▶ _TASK DETAILS_:
Scan the listing for the word "true" and report every line that contains it.

▶ _DATA TO PROCESS_:
--------------------
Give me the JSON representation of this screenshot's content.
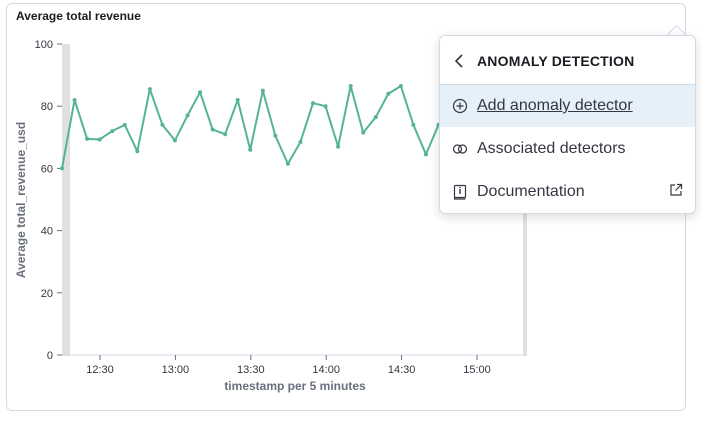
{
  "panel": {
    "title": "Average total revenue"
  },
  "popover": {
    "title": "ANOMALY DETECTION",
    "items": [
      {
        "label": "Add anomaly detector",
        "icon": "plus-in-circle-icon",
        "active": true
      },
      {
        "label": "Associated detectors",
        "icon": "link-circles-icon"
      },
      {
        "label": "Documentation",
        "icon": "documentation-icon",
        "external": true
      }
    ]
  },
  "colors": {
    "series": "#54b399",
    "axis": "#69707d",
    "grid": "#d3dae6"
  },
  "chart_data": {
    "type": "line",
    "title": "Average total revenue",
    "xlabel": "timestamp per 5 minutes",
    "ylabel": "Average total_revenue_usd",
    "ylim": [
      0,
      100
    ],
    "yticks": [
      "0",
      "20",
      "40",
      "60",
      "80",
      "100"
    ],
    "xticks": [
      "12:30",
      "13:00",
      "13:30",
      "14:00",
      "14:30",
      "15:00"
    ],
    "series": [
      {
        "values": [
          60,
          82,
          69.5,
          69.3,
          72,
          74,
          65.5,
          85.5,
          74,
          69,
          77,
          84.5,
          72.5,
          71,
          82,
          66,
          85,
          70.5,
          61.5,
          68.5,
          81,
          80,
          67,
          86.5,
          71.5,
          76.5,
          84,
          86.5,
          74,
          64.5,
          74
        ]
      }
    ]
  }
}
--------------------
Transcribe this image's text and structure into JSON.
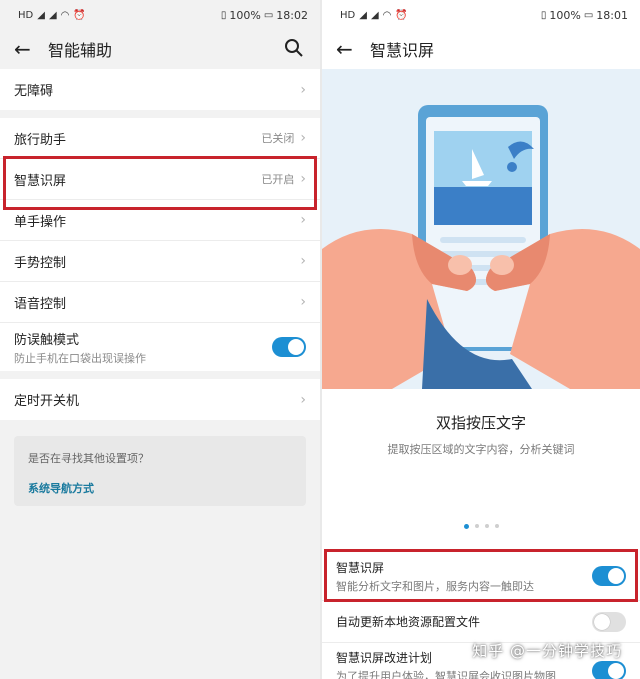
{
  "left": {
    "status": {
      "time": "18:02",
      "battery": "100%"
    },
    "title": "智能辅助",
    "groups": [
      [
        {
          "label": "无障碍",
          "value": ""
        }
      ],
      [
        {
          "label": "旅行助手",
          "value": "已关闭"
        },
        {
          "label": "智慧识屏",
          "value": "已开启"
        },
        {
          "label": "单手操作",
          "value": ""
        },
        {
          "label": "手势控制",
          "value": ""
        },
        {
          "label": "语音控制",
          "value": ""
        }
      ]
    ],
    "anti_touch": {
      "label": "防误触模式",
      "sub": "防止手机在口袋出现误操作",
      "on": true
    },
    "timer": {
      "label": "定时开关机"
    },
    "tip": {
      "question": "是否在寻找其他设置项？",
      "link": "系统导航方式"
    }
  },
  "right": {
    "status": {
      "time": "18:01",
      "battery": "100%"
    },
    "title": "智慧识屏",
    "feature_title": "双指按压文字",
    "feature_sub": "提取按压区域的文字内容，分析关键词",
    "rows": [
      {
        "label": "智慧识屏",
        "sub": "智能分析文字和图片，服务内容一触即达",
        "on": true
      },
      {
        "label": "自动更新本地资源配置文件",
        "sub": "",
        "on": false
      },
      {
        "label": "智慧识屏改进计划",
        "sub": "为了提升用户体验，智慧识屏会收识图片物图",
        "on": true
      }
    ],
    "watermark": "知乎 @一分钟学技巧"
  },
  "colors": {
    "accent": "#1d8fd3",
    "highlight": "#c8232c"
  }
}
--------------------
▶ _EXERCISE SOLUTION_:
        "active": true
        "external": true
      "on": true
        "on": true
        "on": true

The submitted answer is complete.